"Rochester is a fucked up place," is one of the first things that Cody Murray announces as we sit on a bench in Brooklyn's Williamsburg Park. It's one of those perfectly cloudless, early-autumn days when the air feels clean as a whistle, and we're gazing across the East River at skyscrapers sparkling in the afternoon sun.
Murray, who produces music under his childhood nickname Codes, is reflecting on his rocky beginnings in Western New York. He admits that he was involved in some "illegal shit." "A lot of my friends were just doing drugs. I learned the hard way that money doesn't make you happy unless you're proud of where it comes from."
"So I dropped that and was like, fuck this place."

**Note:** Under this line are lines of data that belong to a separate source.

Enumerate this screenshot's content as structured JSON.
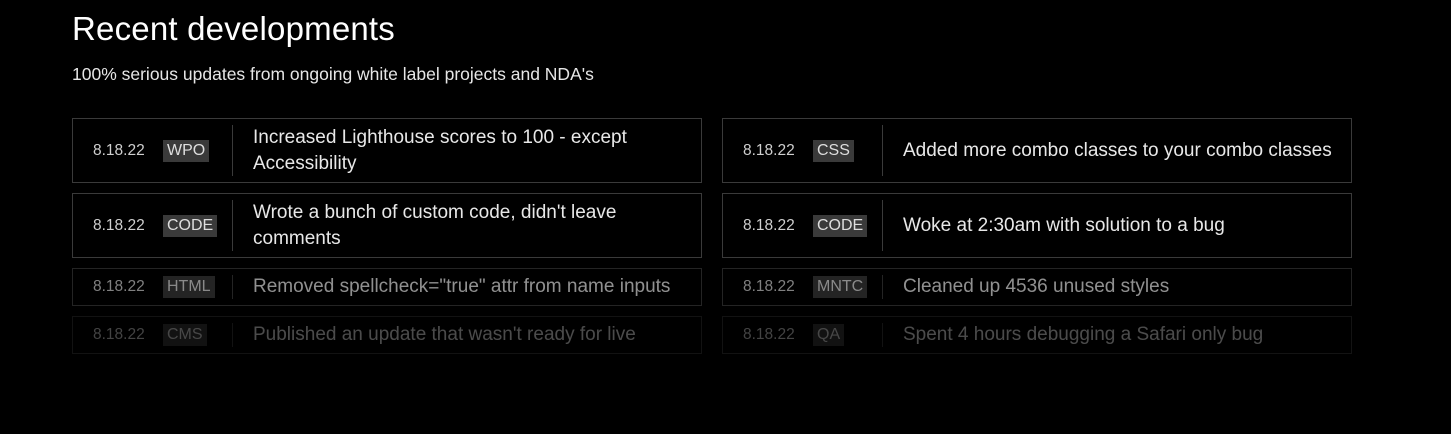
{
  "header": {
    "title": "Recent developments",
    "subtitle": "100% serious updates from ongoing white label projects and NDA's"
  },
  "updates": [
    {
      "date": "8.18.22",
      "tag": "WPO",
      "text": "Increased Lighthouse scores to 100 - except Accessibility"
    },
    {
      "date": "8.18.22",
      "tag": "CSS",
      "text": "Added more combo classes to your combo classes"
    },
    {
      "date": "8.18.22",
      "tag": "CODE",
      "text": "Wrote a bunch of custom code, didn't leave comments"
    },
    {
      "date": "8.18.22",
      "tag": "CODE",
      "text": "Woke at 2:30am with solution to a bug"
    },
    {
      "date": "8.18.22",
      "tag": "HTML",
      "text": "Removed spellcheck=\"true\" attr from name inputs"
    },
    {
      "date": "8.18.22",
      "tag": "MNTC",
      "text": "Cleaned up 4536 unused styles"
    },
    {
      "date": "8.18.22",
      "tag": "CMS",
      "text": "Published an update that wasn't ready for live"
    },
    {
      "date": "8.18.22",
      "tag": "QA",
      "text": "Spent 4 hours debugging a Safari only bug"
    }
  ],
  "colors": {
    "background": "#000000",
    "border": "#3a3a3a",
    "tag_background": "#3a3a3a",
    "text": "#ffffff"
  }
}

He smiles as the sunlight hits his snapback—appropriately emblazoned with the name of his new hometown: Brooklyn.
Getting settled here wasn't without its hijinks—he got kicked out of his first apartment in Greenpoint because his landlord stepped barefoot into his dog's shit—but Codes says he's never looked back. In fact, this borough has become so integral to his signature sound that he's dedicated his first full-length album, Brooklyn Bounce, to it. (Check out our exclusive stream above.)
drops today on Slow Roast Records—the label run by Kill the Noise and DJ Craze. "Before Jake [Kill the Noise] blew up, we were little punk kids in art class talking shit about the DJs in Rochester and how we were going to take over the scene," Codes says. Ten years later, and former punks like Kill the Noise have become the new faces of America's bass music scene.
Like Kill the Noise, Codes specializes in a kind of bass-heavy electro that is unapologetically made for the turn-up. But while Kill the Noise has his fingers in the contemporary sounds of dubstep, trap and even hardstyle, Codes looks to the past to create his blend of upbeat, fun-loving party music—specifically, 90s-era New York City house, with guys like Todd Terry, Armand Van Helden and Danny Tenaglia as his chief influences. Throw in some hip-hop-style samples, the swinging drums of jungle and garage, and you've got what Codes calls "Brooklyn bounce."
Asked why he felt the need to coin a new term for his sound, Codes says he's grown wary of the type of watered-down EDM dominating the radio. "'House' has almost turned into a dirty word. When I tell younger kids that I play house, they think of Pitbull."
But having weathered the many fickle trends of dance music, Codes insists that he couldn't care less about what's "in" right now—even if cashing in could make him more money. "I'm just doing my own thing," he says, giving one last look at the skyline before we head back indoors. "I don't really give a shit about what else is going on."